**Exercise description**
When you have gone through the records below, state only how many lines include the word "this".

**Dataset records**
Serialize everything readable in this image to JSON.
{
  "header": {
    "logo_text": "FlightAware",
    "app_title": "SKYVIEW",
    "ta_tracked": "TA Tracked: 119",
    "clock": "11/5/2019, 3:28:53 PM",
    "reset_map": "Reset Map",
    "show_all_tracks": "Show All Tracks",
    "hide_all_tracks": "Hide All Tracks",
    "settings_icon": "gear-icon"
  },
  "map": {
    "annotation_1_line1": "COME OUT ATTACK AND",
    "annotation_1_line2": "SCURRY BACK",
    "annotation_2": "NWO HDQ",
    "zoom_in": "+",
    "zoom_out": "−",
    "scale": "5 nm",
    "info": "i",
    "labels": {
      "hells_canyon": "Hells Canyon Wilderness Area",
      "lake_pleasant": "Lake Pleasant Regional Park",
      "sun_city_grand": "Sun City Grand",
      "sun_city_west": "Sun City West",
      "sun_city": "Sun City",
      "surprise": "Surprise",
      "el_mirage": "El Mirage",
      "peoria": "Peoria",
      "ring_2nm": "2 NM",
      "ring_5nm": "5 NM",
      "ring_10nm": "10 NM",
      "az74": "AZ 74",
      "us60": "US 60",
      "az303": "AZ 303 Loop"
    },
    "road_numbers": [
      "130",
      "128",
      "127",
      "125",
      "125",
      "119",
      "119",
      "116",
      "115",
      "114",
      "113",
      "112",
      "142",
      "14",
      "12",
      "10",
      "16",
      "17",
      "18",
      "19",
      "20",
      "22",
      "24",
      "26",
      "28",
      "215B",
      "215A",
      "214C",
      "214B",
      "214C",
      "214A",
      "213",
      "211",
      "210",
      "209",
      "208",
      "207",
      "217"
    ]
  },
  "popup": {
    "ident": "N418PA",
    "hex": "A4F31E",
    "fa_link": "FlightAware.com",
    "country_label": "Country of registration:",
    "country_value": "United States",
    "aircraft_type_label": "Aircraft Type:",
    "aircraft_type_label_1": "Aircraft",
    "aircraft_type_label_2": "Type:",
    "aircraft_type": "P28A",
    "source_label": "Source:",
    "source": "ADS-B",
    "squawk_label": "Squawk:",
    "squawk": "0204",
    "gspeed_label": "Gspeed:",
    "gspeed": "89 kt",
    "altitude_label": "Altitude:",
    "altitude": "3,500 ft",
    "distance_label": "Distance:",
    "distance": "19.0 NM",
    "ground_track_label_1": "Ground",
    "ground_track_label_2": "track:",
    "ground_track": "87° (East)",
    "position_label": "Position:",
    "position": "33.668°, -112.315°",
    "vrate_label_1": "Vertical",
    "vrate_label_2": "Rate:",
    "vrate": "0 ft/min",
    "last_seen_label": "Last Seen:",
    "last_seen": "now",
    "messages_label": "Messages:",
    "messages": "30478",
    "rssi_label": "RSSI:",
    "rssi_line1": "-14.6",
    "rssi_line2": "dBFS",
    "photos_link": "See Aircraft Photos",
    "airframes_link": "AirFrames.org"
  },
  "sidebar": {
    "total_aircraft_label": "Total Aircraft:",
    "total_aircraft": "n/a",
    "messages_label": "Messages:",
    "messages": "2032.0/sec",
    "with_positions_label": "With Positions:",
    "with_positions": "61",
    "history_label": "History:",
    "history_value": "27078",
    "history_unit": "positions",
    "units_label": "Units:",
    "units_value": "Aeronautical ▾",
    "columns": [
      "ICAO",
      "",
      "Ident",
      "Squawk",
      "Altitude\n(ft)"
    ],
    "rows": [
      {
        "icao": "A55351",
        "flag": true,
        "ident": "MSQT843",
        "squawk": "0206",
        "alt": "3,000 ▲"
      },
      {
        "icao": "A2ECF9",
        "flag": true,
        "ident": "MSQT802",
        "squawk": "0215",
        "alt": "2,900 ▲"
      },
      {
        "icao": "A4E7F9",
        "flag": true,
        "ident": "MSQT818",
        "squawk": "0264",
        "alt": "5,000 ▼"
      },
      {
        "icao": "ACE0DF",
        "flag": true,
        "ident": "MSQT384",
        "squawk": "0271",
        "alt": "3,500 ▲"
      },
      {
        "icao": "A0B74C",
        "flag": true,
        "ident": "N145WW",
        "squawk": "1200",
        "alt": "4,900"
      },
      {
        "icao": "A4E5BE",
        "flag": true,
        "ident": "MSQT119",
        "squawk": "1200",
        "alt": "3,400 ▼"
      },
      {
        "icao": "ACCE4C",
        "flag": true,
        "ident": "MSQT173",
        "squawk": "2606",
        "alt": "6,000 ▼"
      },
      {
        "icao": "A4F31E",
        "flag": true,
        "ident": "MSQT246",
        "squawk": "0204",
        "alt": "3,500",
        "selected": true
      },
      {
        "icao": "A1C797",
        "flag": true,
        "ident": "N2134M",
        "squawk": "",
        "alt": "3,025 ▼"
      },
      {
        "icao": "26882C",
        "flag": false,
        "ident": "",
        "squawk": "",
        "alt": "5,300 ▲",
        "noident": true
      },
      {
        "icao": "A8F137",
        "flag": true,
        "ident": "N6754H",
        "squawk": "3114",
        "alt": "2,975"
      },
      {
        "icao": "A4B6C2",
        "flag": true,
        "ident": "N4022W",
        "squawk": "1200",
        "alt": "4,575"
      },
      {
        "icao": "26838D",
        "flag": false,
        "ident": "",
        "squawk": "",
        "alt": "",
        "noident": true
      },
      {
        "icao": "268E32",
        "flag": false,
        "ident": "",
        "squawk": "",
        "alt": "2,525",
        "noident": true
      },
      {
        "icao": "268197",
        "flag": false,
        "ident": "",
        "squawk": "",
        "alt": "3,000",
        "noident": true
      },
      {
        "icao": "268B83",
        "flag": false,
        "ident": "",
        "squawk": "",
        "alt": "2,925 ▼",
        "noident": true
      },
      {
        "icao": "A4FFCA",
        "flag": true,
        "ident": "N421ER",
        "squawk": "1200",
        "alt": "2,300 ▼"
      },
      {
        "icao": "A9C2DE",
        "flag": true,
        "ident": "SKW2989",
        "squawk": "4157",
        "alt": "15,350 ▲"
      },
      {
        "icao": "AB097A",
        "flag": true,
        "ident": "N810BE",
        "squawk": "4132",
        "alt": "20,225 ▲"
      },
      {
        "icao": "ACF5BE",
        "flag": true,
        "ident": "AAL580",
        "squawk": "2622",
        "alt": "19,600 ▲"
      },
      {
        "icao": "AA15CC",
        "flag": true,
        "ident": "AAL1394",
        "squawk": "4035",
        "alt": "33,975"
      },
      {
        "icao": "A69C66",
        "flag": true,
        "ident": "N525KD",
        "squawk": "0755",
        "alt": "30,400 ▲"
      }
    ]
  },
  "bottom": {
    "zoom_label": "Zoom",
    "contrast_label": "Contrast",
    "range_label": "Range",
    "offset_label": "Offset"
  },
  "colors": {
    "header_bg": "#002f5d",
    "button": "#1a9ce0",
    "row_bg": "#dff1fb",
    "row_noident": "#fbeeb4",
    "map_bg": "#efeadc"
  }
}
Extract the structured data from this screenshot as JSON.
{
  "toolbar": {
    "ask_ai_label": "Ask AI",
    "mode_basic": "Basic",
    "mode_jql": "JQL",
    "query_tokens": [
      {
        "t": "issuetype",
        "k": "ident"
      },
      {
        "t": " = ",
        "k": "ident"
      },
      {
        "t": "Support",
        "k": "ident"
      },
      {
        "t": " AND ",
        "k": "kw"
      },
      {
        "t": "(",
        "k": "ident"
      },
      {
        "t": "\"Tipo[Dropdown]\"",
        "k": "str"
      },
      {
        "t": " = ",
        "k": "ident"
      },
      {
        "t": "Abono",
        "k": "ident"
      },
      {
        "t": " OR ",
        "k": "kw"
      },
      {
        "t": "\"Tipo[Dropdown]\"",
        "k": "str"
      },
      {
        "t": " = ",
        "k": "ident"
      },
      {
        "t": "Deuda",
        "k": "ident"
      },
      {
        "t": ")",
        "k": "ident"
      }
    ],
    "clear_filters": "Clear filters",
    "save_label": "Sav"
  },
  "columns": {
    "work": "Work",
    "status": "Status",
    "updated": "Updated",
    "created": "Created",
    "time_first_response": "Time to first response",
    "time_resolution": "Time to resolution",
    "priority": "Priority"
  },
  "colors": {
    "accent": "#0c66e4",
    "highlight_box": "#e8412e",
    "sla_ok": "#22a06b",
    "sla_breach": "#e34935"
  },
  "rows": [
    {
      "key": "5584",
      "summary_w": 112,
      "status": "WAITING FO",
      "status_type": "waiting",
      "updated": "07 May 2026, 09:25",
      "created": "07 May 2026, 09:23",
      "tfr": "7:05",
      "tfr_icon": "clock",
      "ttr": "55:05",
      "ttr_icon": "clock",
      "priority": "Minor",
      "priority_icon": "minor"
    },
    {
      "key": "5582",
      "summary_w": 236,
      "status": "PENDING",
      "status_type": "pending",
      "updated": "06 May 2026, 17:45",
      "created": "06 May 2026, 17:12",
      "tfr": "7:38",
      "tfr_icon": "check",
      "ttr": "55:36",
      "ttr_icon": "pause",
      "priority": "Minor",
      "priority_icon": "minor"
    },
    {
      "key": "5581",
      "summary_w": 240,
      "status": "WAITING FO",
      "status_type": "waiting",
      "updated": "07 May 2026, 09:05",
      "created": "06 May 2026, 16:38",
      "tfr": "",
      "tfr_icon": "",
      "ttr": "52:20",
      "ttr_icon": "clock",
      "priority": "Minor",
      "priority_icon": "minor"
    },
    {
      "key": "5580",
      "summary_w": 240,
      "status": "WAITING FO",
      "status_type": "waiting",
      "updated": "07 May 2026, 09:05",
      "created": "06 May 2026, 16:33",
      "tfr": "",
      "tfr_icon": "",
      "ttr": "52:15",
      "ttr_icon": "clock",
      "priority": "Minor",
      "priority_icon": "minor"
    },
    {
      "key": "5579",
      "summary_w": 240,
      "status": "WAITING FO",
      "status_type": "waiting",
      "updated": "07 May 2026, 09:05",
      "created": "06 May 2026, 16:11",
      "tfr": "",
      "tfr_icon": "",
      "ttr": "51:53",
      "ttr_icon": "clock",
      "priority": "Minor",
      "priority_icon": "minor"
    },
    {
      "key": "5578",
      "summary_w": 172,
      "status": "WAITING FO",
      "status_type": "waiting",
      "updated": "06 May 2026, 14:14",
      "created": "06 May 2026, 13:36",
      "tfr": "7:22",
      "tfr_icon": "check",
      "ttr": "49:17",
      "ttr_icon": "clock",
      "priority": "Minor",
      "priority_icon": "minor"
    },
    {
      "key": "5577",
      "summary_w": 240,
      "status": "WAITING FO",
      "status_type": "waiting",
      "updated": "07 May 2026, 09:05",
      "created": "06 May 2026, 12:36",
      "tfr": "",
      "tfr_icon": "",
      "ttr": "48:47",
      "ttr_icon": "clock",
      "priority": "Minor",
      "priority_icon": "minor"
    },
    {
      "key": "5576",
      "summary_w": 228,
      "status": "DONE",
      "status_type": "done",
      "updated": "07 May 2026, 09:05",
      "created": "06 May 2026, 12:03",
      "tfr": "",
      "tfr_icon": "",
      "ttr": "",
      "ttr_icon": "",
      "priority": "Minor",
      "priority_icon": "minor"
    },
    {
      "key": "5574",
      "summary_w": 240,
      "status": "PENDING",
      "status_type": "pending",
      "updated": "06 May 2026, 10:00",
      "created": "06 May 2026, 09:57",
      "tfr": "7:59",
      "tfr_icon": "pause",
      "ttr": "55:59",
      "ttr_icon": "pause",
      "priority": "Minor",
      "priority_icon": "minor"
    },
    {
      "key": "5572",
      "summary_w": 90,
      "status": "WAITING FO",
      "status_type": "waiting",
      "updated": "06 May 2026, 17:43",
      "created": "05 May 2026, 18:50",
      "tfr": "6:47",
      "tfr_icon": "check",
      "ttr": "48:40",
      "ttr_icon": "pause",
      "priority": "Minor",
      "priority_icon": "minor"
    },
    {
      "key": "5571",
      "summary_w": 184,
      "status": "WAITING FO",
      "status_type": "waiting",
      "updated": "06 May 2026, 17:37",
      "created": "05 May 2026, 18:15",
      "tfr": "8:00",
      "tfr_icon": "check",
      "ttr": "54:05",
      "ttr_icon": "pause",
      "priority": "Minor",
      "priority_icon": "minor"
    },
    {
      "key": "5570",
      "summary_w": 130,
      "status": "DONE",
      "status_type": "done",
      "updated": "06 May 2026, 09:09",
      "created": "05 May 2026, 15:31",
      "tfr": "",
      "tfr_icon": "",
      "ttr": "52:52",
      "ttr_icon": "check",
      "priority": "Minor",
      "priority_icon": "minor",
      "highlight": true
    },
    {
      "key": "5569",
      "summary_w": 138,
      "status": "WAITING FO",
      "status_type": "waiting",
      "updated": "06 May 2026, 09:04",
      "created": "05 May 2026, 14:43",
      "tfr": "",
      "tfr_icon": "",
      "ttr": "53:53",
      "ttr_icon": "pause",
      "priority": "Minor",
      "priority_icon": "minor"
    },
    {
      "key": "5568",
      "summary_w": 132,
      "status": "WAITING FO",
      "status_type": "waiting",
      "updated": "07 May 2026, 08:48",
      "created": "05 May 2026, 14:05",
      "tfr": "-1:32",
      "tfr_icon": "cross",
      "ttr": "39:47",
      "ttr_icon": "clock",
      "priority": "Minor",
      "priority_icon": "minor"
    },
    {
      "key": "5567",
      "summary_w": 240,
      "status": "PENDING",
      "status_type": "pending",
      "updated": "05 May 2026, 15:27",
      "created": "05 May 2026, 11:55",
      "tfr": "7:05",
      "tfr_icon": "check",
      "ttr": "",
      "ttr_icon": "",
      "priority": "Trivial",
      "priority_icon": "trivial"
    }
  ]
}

**Reply to the exercise**
2